    July 28, 2014 2 Photos

  • 7-27 HeartChase 1.jpg A race to the finish line

    Sheltered by overcast sky and supported by a cool breeze, teams competed Saturday morning in the second annual HeartChase at Richmond Centre.

    July 26, 2014 6 Photos

AP Video
Raw: Japanese Soldiers Storm Beach in Exercises Raw: Weapons Fire Hits UN School in Gaza Raw: Rocket Launches Into Space With Cargo Ship Broken Water Main Floods UCLA Two Women Narrowly Avoid Being Hit by Train In Virginia, the Rise of a New Space Coast New Sanctions on Key Sectors of Russian Economy Crayola Announces Family Attraction in Orlando US Ready to Slap New Sanctions on Russia Kerry: Not Worried About Israeli Criticism Boater Rescued From Edge of Kentucky Dam Girl Struck by Plane on Florida Beach Dies Rodents Rampant in Gardens Around Louvre House to Vote on Slimmed-down Bill for Border Looming Demand Could Undercut Flight Safety Raw: 2 Shells Hit Fuel Tank at Gaza Power Plant Raw: Massive Explosions From Airstrikes in Gaza Giant Ketchup Bottle Water Tower Up for Sale Easier Nuclear Construction Promises Fall Short Kerry: Humanitarian Cease-fire Efforts Continue
Hyperlocal Search
Premier Guide
Find a business

Walking Fingers
Maps, Menus, Store hours, Coupons, and more...
Premier Guide
Poll

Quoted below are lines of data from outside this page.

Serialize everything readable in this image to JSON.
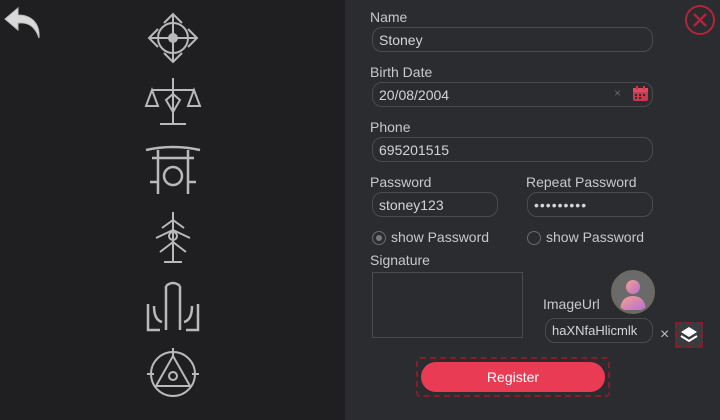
{
  "form": {
    "name_label": "Name",
    "name_value": "Stoney",
    "birth_label": "Birth Date",
    "birth_value": "20/08/2004",
    "phone_label": "Phone",
    "phone_value": "695201515",
    "password_label": "Password",
    "password_value": "stoney123",
    "repeat_label": "Repeat Password",
    "repeat_value": "•••••••••",
    "show_password_1": "show Password",
    "show_password_2": "show Password",
    "signature_label": "Signature",
    "image_url_label": "ImageUrl",
    "image_url_value": "haXNfaHlicmlk",
    "register_label": "Register",
    "clear_symbol": "×"
  },
  "icons": {
    "back": "back-arrow-icon",
    "close": "close-circle-icon",
    "calendar": "calendar-icon",
    "layers": "layers-icon"
  },
  "colors": {
    "accent": "#ea3b55",
    "panel": "#2b2c2f",
    "background": "#1f1f21"
  }
}
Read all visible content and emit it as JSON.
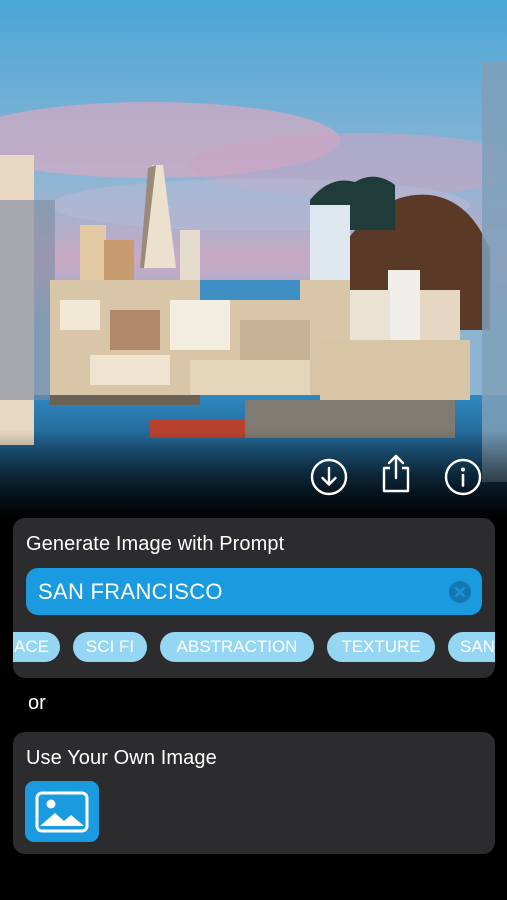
{
  "hero": {
    "image": "san-francisco-skyline-generated",
    "actions": [
      {
        "id": "download",
        "icon": "download-circle-icon"
      },
      {
        "id": "share",
        "icon": "share-icon"
      },
      {
        "id": "info",
        "icon": "info-circle-icon"
      }
    ]
  },
  "generate": {
    "title": "Generate Image with Prompt",
    "prompt_value": "SAN FRANCISCO",
    "clear_icon": "clear-circle-icon",
    "chips": [
      "ACE",
      "SCI FI",
      "ABSTRACTION",
      "TEXTURE",
      "SAN"
    ]
  },
  "divider_text": "or",
  "own_image": {
    "title": "Use Your Own Image",
    "picker_icon": "photo-icon"
  },
  "colors": {
    "accent": "#1a9be0",
    "chip": "#96d6f5",
    "card": "#2c2c2e",
    "background": "#000000"
  }
}
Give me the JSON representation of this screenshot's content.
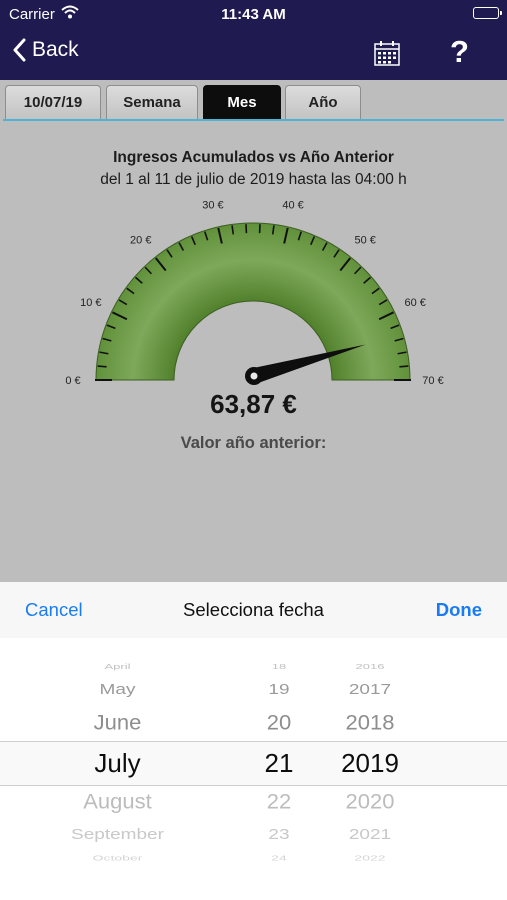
{
  "status": {
    "carrier": "Carrier",
    "time": "11:43 AM"
  },
  "nav": {
    "back_label": "Back",
    "calendar_icon": "calendar-icon",
    "help_label": "?"
  },
  "tabs": [
    {
      "label": "10/07/19",
      "active": false
    },
    {
      "label": "Semana",
      "active": false
    },
    {
      "label": "Mes",
      "active": true
    },
    {
      "label": "Año",
      "active": false
    }
  ],
  "report": {
    "title": "Ingresos Acumulados vs Año Anterior",
    "subtitle": "del 1 al 11 de julio de 2019 hasta las 04:00 h",
    "value": "63,87 €",
    "previous_label": "Valor año anterior:"
  },
  "gauge": {
    "min": 0,
    "max": 70,
    "value": 63.87,
    "labels": [
      "0 €",
      "10 €",
      "20 €",
      "30 €",
      "40 €",
      "50 €",
      "60 €",
      "70 €"
    ],
    "color": "#5a8a36"
  },
  "sheet": {
    "cancel_label": "Cancel",
    "title": "Selecciona fecha",
    "done_label": "Done"
  },
  "picker": {
    "months": [
      "April",
      "May",
      "June",
      "July",
      "August",
      "September",
      "October"
    ],
    "days": [
      "18",
      "19",
      "20",
      "21",
      "22",
      "23",
      "24"
    ],
    "years": [
      "2016",
      "2017",
      "2018",
      "2019",
      "2020",
      "2021",
      "2022"
    ],
    "selected": {
      "month": "July",
      "day": "21",
      "year": "2019"
    }
  }
}
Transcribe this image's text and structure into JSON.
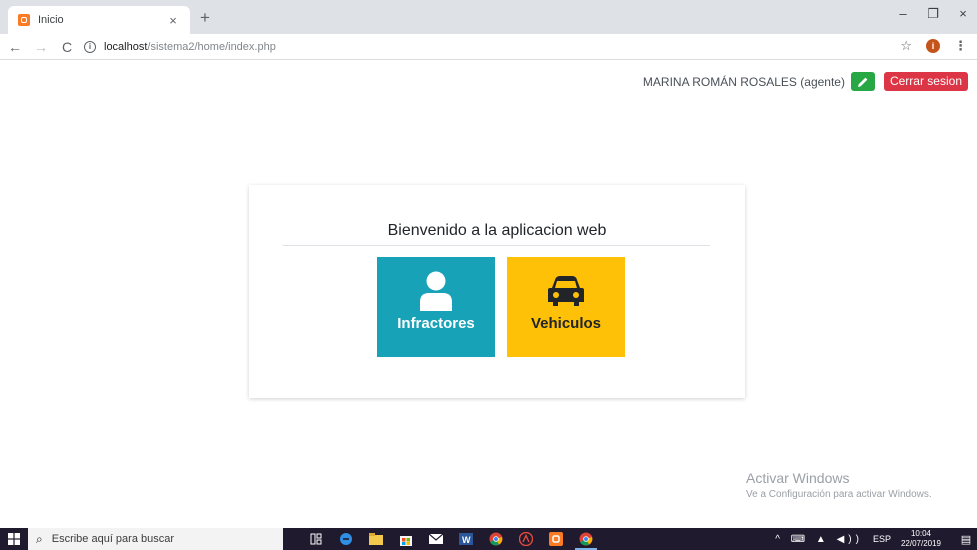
{
  "browser": {
    "tab_title": "Inicio",
    "tab_close": "×",
    "new_tab": "+",
    "window_controls": {
      "minimize": "–",
      "restore": "❐",
      "close": "×"
    },
    "url_host": "localhost",
    "url_path": "/sistema2/home/index.php",
    "nav": {
      "back": "←",
      "forward": "→",
      "reload": "C"
    },
    "info_icon": "i",
    "star_icon": "☆",
    "profile_initial": "i",
    "menu_icon": "⋮"
  },
  "header": {
    "user_name": "MARINA ROMÁN ROSALES (agente)",
    "logout_label": "Cerrar sesion"
  },
  "main": {
    "title": "Bienvenido a la aplicacion web",
    "tiles": [
      {
        "label": "Infractores",
        "icon": "user-icon",
        "color": "#17a2b8"
      },
      {
        "label": "Vehiculos",
        "icon": "car-icon",
        "color": "#ffc107"
      }
    ]
  },
  "watermark": {
    "title": "Activar Windows",
    "subtitle": "Ve a Configuración para activar Windows."
  },
  "taskbar": {
    "search_placeholder": "Escribe aquí para buscar",
    "search_icon": "⌕",
    "language": "ESP",
    "time": "10:04",
    "date": "22/07/2019",
    "tray_icons": "^ ⌨ ▲ ◀))",
    "notification_icon": "▤"
  },
  "colors": {
    "accent_green": "#28a745",
    "accent_red": "#dc3545",
    "info": "#17a2b8",
    "warning": "#ffc107"
  }
}
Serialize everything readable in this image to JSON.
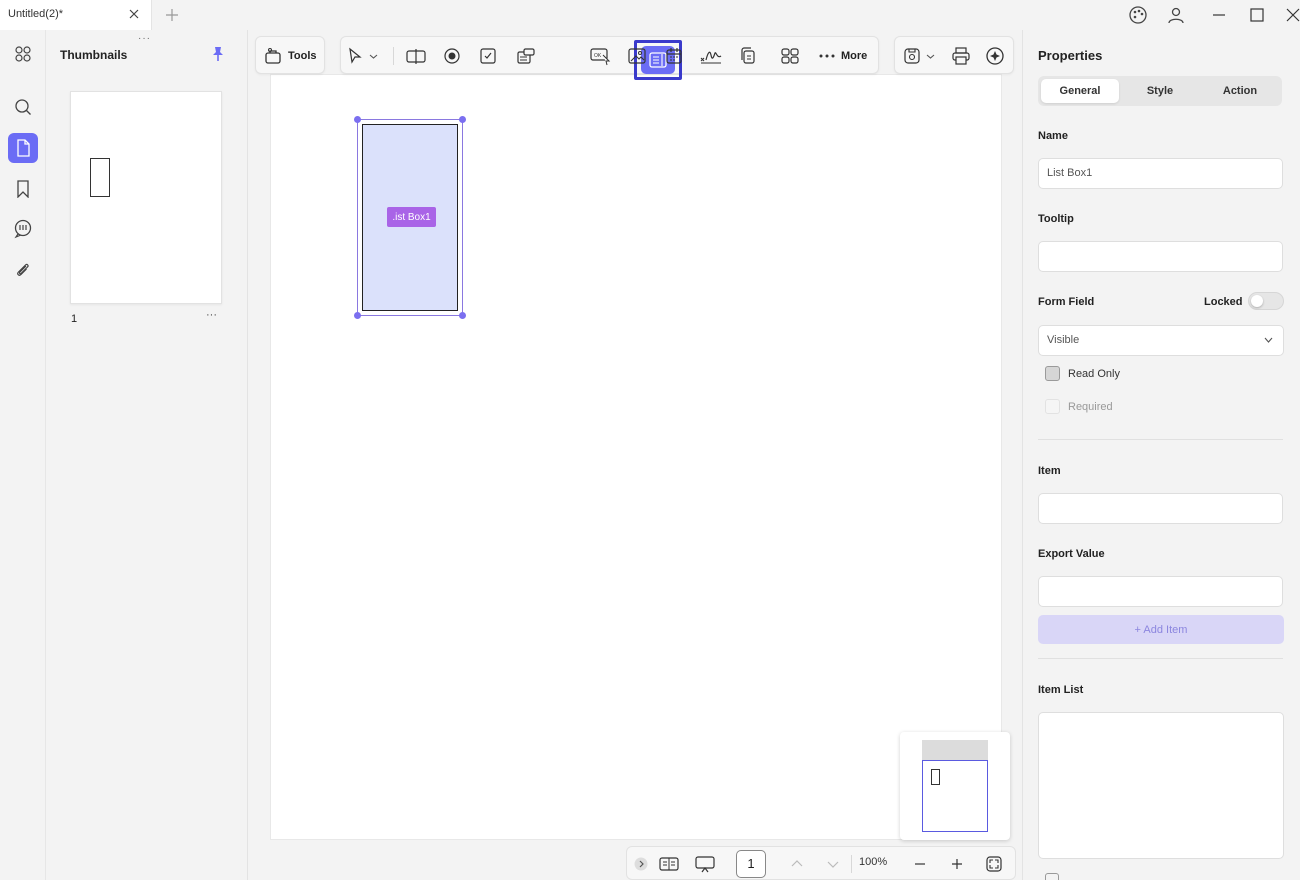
{
  "titlebar": {
    "tab_title": "Untitled(2)*"
  },
  "thumbnails": {
    "title": "Thumbnails",
    "grip": "···",
    "page_number": "1",
    "more": "···"
  },
  "toolbar": {
    "tools_label": "Tools",
    "more_label": "More"
  },
  "canvas": {
    "listbox_label": ".ist Box1"
  },
  "bottombar": {
    "page_value": "1",
    "zoom": "100%"
  },
  "properties": {
    "title": "Properties",
    "tabs": [
      "General",
      "Style",
      "Action"
    ],
    "active_tab": "General",
    "name_label": "Name",
    "name_value": "List Box1",
    "tooltip_label": "Tooltip",
    "tooltip_value": "",
    "form_field_label": "Form Field",
    "locked_label": "Locked",
    "locked": false,
    "visibility_value": "Visible",
    "read_only_label": "Read Only",
    "required_label": "Required",
    "item_label": "Item",
    "export_value_label": "Export Value",
    "add_item_label": "+ Add Item",
    "item_list_label": "Item List"
  },
  "colors": {
    "accent": "#6b6cf5",
    "selected_border": "#3a3acb",
    "listbox_fill": "#dbe1fb",
    "label_fill": "#a964e7"
  }
}
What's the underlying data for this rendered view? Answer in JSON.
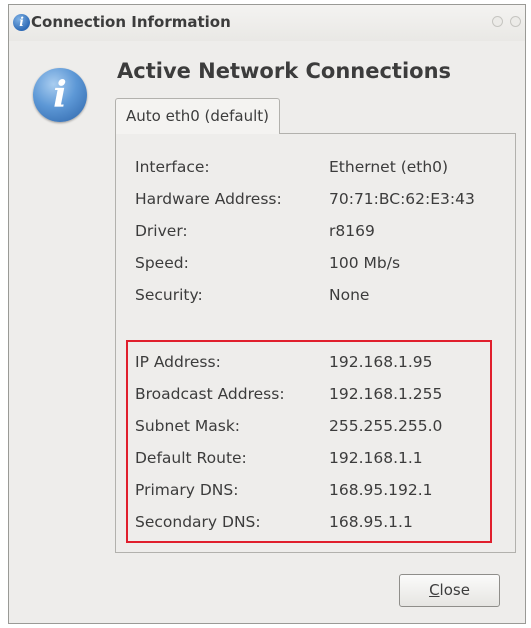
{
  "window": {
    "title": "Connection Information",
    "heading": "Active Network Connections",
    "tab_label": "Auto eth0 (default)"
  },
  "device_info": [
    {
      "label": "Interface:",
      "value": "Ethernet (eth0)"
    },
    {
      "label": "Hardware Address:",
      "value": "70:71:BC:62:E3:43"
    },
    {
      "label": "Driver:",
      "value": "r8169"
    },
    {
      "label": "Speed:",
      "value": "100 Mb/s"
    },
    {
      "label": "Security:",
      "value": "None"
    }
  ],
  "ip_info": [
    {
      "label": "IP Address:",
      "value": "192.168.1.95"
    },
    {
      "label": "Broadcast Address:",
      "value": "192.168.1.255"
    },
    {
      "label": "Subnet Mask:",
      "value": "255.255.255.0"
    },
    {
      "label": "Default Route:",
      "value": "192.168.1.1"
    },
    {
      "label": "Primary DNS:",
      "value": "168.95.192.1"
    },
    {
      "label": "Secondary DNS:",
      "value": "168.95.1.1"
    }
  ],
  "buttons": {
    "close_mnemonic": "C",
    "close_rest": "lose"
  },
  "colors": {
    "highlight_border": "#e01f2d",
    "info_icon": "#2f6bb6"
  },
  "icons": {
    "title_icon": "info-icon",
    "dialog_icon": "info-icon"
  }
}
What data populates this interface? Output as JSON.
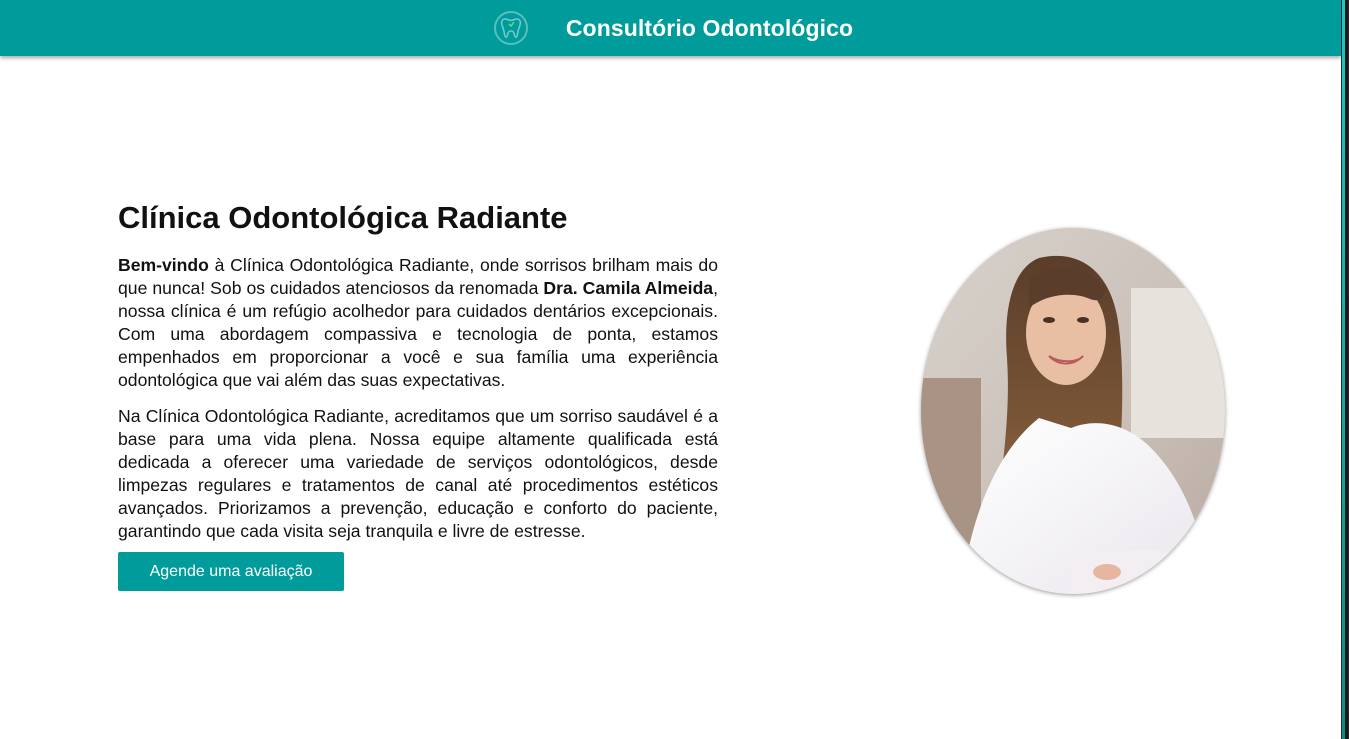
{
  "header": {
    "title": "Consultório Odontológico",
    "logo_icon": "tooth-icon",
    "background_color": "#009b9b"
  },
  "main": {
    "heading": "Clínica Odontológica Radiante",
    "paragraph1": {
      "lead": "Bem-vindo",
      "text1": " à Clínica Odontológica Radiante, onde sorrisos brilham mais do que nunca! Sob os cuidados atenciosos da renomada ",
      "doctor": "Dra. Camila Almeida",
      "text2": ", nossa clínica é um refúgio acolhedor para cuidados dentários excepcionais. Com uma abordagem compassiva e tecnologia de ponta, estamos empenhados em proporcionar a você e sua família uma experiência odontológica que vai além das suas expectativas."
    },
    "paragraph2": "Na Clínica Odontológica Radiante, acreditamos que um sorriso saudável é a base para uma vida plena. Nossa equipe altamente qualificada está dedicada a oferecer uma variedade de serviços odontológicos, desde limpezas regulares e tratamentos de canal até procedimentos estéticos avançados. Priorizamos a prevenção, educação e conforto do paciente, garantindo que cada visita seja tranquila e livre de estresse.",
    "cta_label": "Agende uma avaliação"
  },
  "accent_color": "#009b9b"
}
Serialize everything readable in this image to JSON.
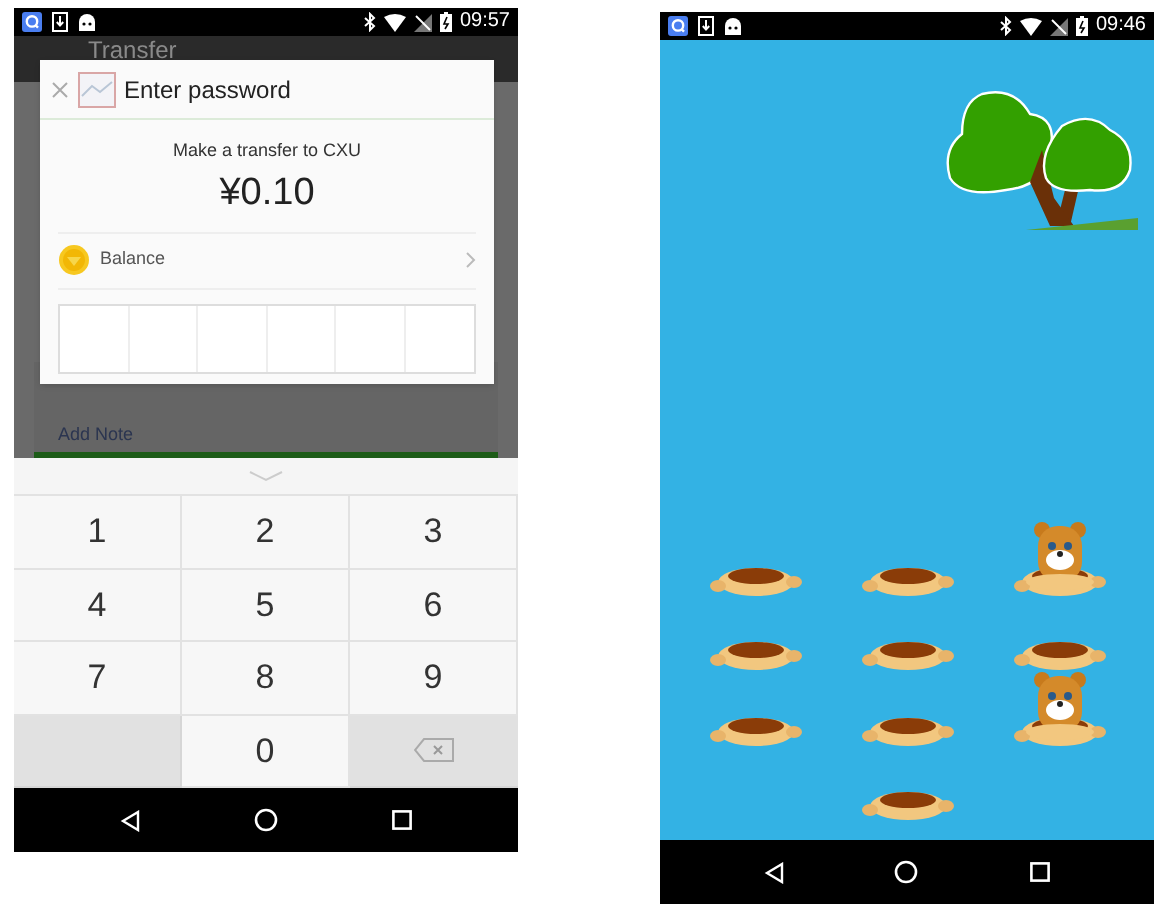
{
  "left_phone": {
    "status_bar": {
      "time": "09:57"
    },
    "app_bar": {
      "title": "Transfer"
    },
    "background": {
      "note_link": "Add Note"
    },
    "dialog": {
      "title": "Enter password",
      "subtitle": "Make a transfer to CXU",
      "amount": "¥0.10",
      "payment_method": "Balance"
    },
    "keypad": {
      "keys": [
        {
          "kind": "digit",
          "label": "1"
        },
        {
          "kind": "digit",
          "label": "2"
        },
        {
          "kind": "digit",
          "label": "3"
        },
        {
          "kind": "digit",
          "label": "4"
        },
        {
          "kind": "digit",
          "label": "5"
        },
        {
          "kind": "digit",
          "label": "6"
        },
        {
          "kind": "digit",
          "label": "7"
        },
        {
          "kind": "digit",
          "label": "8"
        },
        {
          "kind": "digit",
          "label": "9"
        },
        {
          "kind": "blank"
        },
        {
          "kind": "digit",
          "label": "0"
        },
        {
          "kind": "delete"
        }
      ]
    }
  },
  "right_phone": {
    "status_bar": {
      "time": "09:46"
    },
    "holes": [
      [
        {
          "kind": "hole"
        },
        {
          "kind": "hole"
        },
        {
          "kind": "mole"
        }
      ],
      [
        {
          "kind": "hole"
        },
        {
          "kind": "hole"
        },
        {
          "kind": "hole"
        }
      ],
      [
        {
          "kind": "hole"
        },
        {
          "kind": "hole"
        },
        {
          "kind": "mole"
        }
      ],
      [
        {
          "kind": "blank"
        },
        {
          "kind": "hole"
        },
        {
          "kind": "blank"
        }
      ]
    ]
  }
}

Should Madison County’s three local governing bodies ban smoking in indoor public places?

Yes
No
     View Results